Det är nu sex år sedan konflikten i Syrien inleddes när regimen mötte fredliga protester med brutalt våld. Den enda hållbara vägen framåt är en politisk lösning på konflikten.

UN Security Council visits the Lake Chad region to call attention to the security and humanitarian crisis in the region. The decision for the Council to visit the region resulted from a briefing on the situation in the region held during the Swedish Presidency.

Around the world, nearly 250 million children are living in countries affected by conflict and tens of thousands of them have been recruited and used as child soldiers.
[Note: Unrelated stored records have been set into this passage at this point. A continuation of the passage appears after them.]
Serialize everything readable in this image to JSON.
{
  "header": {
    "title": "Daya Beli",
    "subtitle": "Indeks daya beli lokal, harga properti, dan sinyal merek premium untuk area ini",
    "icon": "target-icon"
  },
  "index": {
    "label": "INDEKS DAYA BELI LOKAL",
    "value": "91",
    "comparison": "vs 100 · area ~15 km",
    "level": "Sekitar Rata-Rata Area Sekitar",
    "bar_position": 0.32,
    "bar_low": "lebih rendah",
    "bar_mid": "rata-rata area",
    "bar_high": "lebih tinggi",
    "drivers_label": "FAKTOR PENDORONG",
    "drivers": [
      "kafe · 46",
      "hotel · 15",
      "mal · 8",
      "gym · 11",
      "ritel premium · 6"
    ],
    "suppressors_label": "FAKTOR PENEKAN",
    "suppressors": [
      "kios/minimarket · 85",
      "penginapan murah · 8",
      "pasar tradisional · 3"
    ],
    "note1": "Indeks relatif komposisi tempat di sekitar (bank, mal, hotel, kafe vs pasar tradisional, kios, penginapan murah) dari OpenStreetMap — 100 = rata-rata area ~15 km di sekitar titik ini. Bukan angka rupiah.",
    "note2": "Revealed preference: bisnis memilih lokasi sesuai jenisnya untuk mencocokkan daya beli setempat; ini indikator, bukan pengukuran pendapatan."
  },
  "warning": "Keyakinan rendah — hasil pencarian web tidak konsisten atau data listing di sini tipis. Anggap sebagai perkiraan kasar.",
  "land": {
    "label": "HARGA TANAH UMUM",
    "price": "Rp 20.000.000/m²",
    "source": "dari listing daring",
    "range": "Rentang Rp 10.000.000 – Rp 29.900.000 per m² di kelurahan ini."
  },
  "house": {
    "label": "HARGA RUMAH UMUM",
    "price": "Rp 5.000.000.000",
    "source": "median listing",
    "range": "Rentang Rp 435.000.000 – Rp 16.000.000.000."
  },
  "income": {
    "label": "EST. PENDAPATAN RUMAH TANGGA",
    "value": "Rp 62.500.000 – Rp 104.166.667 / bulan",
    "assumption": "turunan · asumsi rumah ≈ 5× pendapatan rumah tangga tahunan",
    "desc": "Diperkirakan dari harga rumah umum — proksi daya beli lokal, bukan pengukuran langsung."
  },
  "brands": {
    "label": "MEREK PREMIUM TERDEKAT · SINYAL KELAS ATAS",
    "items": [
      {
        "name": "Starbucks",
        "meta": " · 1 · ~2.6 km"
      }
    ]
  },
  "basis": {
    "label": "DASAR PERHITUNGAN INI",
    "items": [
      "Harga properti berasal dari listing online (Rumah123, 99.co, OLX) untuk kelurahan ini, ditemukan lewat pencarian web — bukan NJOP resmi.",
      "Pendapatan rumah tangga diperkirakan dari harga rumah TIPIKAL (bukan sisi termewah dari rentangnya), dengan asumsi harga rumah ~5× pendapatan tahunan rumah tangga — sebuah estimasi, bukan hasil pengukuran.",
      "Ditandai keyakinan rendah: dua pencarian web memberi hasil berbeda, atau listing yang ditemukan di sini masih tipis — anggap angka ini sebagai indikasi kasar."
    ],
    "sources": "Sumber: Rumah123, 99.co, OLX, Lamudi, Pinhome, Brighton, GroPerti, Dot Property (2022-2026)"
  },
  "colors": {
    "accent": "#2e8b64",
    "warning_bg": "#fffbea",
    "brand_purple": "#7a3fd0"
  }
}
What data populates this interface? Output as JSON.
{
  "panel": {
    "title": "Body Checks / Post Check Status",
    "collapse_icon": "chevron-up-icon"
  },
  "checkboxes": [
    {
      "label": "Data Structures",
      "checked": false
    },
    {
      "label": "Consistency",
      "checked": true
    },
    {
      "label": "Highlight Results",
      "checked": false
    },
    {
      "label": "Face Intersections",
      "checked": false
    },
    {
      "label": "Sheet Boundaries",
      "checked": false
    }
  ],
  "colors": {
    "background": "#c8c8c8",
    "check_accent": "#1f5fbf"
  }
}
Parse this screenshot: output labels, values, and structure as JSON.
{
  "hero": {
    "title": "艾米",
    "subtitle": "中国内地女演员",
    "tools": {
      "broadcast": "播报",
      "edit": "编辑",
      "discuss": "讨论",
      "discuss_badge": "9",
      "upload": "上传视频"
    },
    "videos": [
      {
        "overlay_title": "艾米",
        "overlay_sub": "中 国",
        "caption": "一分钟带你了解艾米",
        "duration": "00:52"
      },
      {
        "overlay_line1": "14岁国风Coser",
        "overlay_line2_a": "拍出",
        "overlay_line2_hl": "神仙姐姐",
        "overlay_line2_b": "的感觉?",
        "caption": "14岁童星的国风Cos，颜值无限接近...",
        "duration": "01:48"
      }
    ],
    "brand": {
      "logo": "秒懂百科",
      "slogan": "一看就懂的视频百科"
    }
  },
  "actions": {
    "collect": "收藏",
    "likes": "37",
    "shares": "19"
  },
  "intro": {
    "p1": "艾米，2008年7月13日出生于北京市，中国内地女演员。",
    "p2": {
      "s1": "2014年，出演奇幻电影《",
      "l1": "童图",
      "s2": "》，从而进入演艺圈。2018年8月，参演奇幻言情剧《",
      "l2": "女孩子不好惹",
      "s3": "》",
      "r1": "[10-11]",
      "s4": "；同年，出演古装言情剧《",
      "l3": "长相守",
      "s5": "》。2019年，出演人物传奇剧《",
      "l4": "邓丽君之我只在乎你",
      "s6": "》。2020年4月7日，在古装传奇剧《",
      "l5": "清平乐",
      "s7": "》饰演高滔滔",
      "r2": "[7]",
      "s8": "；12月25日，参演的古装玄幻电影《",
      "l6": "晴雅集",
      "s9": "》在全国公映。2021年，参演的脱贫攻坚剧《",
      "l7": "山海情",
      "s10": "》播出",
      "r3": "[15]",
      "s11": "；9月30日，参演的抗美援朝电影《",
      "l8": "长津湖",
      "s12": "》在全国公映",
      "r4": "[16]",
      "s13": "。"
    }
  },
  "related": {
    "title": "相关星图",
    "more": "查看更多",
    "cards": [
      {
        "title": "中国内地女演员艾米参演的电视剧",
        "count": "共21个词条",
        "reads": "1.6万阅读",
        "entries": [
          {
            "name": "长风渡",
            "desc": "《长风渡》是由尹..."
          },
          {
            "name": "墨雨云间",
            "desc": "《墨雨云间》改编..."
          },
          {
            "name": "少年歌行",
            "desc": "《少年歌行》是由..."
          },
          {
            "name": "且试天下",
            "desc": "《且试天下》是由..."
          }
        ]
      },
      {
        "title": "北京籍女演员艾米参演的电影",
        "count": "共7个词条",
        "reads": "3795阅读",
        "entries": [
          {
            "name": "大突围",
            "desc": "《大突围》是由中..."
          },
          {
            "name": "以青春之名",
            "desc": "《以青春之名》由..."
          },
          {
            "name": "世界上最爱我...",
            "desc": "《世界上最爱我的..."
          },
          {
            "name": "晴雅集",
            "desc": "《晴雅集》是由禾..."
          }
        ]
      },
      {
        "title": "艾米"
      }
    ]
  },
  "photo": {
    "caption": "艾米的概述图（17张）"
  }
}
Despite this reality, we are making progress in ending this horiffic and cruel practice, which robs children of their futures.

The problem is that there are actually not that many fish left in the sea. Now I’m talking about real fish, not partners. Since 1970 we have experienced a decline in marine species populations by 49%. 29% of all fish stocks are overfished and 61% are fully fished. Some estimates show that in 2050 there will be more plastic than fish in our seas.

On 1 January, as Sweden assumed its place on the Security Council, António Guterres became the new Secretary-General of the United Nations. We are encouraged by his vision statement, with its focus on strengthening the UN’s ability to prevent armed conflicts. We intend to build on this during Sweden’s presidency in January.

After decades of civil war, the United Nations Assistance Mission in Somalia (UNSOM) was established in 2013. Among its mandated functions is to support the Federal Government of Somalia in the areas of peace- and state-building.

For Sweden, the fight for human rights – both at home and internationally – is a key issue that must permeate all policy areas.
Human Rights Day is celebrated around the world on 10 December every year.
Rarely has the day been as important to celebrate as now.

It’s 250 years since Sweden established the world’s strongest freedom of the press through a ground-breaking new fundamental law, the Freedom of the Press Act. It was the first legislation of its kind anywhere in the world.
Freedom of the press, freedom of expression and opposition to censorship are of course well worth celebrating – and are still worth fighting for today!

This year Sweden celebrates 70 years in the UN. And for as many years, Sweden has supported peacebuilding efforts, through its national membership but also through all of the Swedes who work under the UN flag out in the field. Malin Herwig is one of these people.